If you want rapid-fire bursts, the T3 may not be for you. It tops out at 3 frames per second for JPEGs—sluggish even for this class—up to card capacity. The rate slows to 2 fps for up to 5 RAW images, or 0.8 fps for one RAW + JPEG shot. Burst performance is almost always best when capturing JPEGs alone, since these smaller files write faster to a memory card. Competition? The Pentax K-r, at 6 fps, is much quicker, but tops out at 25 JPEGs or 12 RAW. So while the K-r rules for RAW shooters, if you want longer bursts, the T3’s nearly unlimited JPEGs might serve you better. While we would’ve liked a faster burst speed, for the shooters this camera is aimed at, the T3’s speedy AF will be more of a boon.
It would’ve been nice for Canon to have included full HD video capture as it does in all its other DSLRs, although for casual video capture, 720p should be fine for most users. We also wish that Canon made the custom-functions menu more prominent, as on its higher-end models. Again, entry-level DSLR users may be less prone to customizing their cameras, but that’s no reason to make the custom functions harder to find.

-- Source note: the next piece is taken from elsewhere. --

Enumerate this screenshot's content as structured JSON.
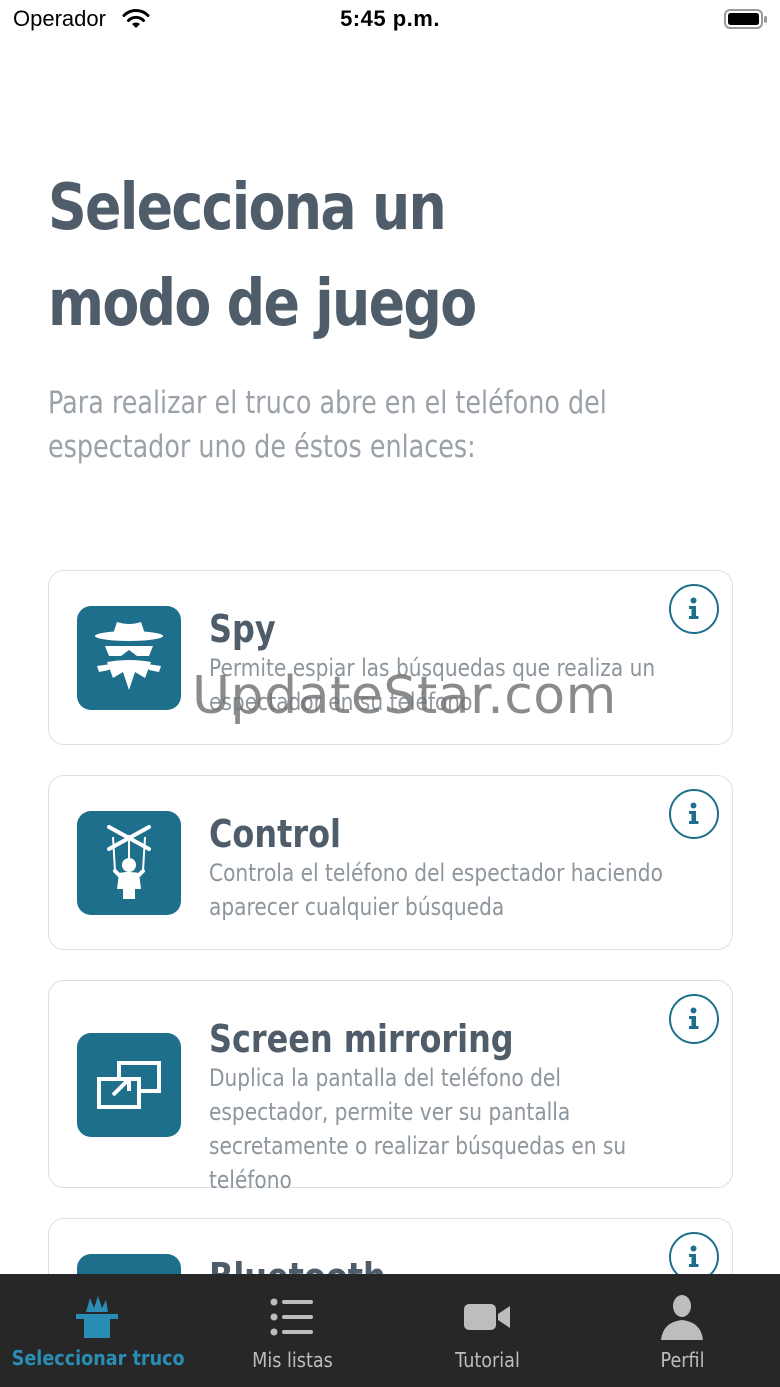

The Rebel T3 is a very attractively priced entry-level DSLR that provides solid performance and value. Its resolving power, low noise, relatively speedy AF, and well-designed controls should help ease novice shooters into the world of DSLRs.
Indeed, the T3’s strengths make the case for DSLR performance over the convenience of an ILC’s smaller size. While its image quality comes close to some of the ILCs on the market, its autofocus still beats the systems found in ILCs once the lights get dim, as is often the case indoors. Its optical viewfinder, while not the best of its kind, is still a more pleasing experience than the EVFs that ILCs use. Finally, the wide array of lenses available from Canon and from third-party lensmakers far outstrips what is currently available for any ILC.
Taking all of these factors into account, we can say without hesitation that the Canon EOS Rebel T3 is a DSLR bargain and a worthy introduction to a full camera system.
Imaging: 12.2MP effective, APS-C-sized, CMOS sensor captures images at 4272x2848 pixels with 14 bits/color in RAW mode.
Storage: SD, SDHC, SDXC. Stores JPEG, CR2 RAW, or RAW + JPEG files. Video: Records up to 1280x720 pixels at 30p fps in MPEG-4 H.264 format with variable average bit rate; built-in monaural microphone; no microphone input; AF same as live view shooting.
Burst rate: Full-sized JPEGs (Fine mode), up to card capacity at 3 fps; RAW, up to 5 shots at 2 fps (14-bit); RAW (14-bit) + JPEG, up to 1 shot at 0.8 fps.
AF system: TTL phase detection with 9 illuminated focus points (all cross-type with single dual-cross at center); single-shot, predictive AI Focus tracking; tested sensitivity down to EV –2 (at ISO 100, f/1.4), although Canon rates sensitivity to EV 0.
Live view: Full-time contrast detection or single-shot phase detection AF with mirror interrupting view momentarily.
Shutter speeds: 1/4000 to 30 sec, plus B (1/3-EV increments); shutter life not rated.
Metering: TTL metering using 63-zone evaluative, centerweighted, and partial (approx. 10% of finder at center); range, 1 to 20 EV (at ISO 100).
ISO range: ISO 100–6400 (in 1-EV increments).
Flash: Built-in pop-up with TTL autoflash GN 30 (ISO 100, feet), covers 17mm lens. viewfinder: Fixed eye-level pentamirror.
LCD: 2.7-in. TFT with 230,000-dot resolution.
Output: Hi-Speed USB 2.0 and mini-HDMI video.
Battery: Rechargeable LP-E10 Li-ion; CIPA rating, 700 shots with optical viewfinder, 220 shots with LCD screen in live view still shooting, approximately 110 min. for video.
Size/weight: 5.1x3.9x3.1 in., 1.10 lb with a card and battery.
Street price: $600 with EF-S 18–55mm f/3.5–5.6 IS II zoom lens.
Viewfinder: Accuracy, 95% (Excellent); Magnification, 0.80X (Very Good).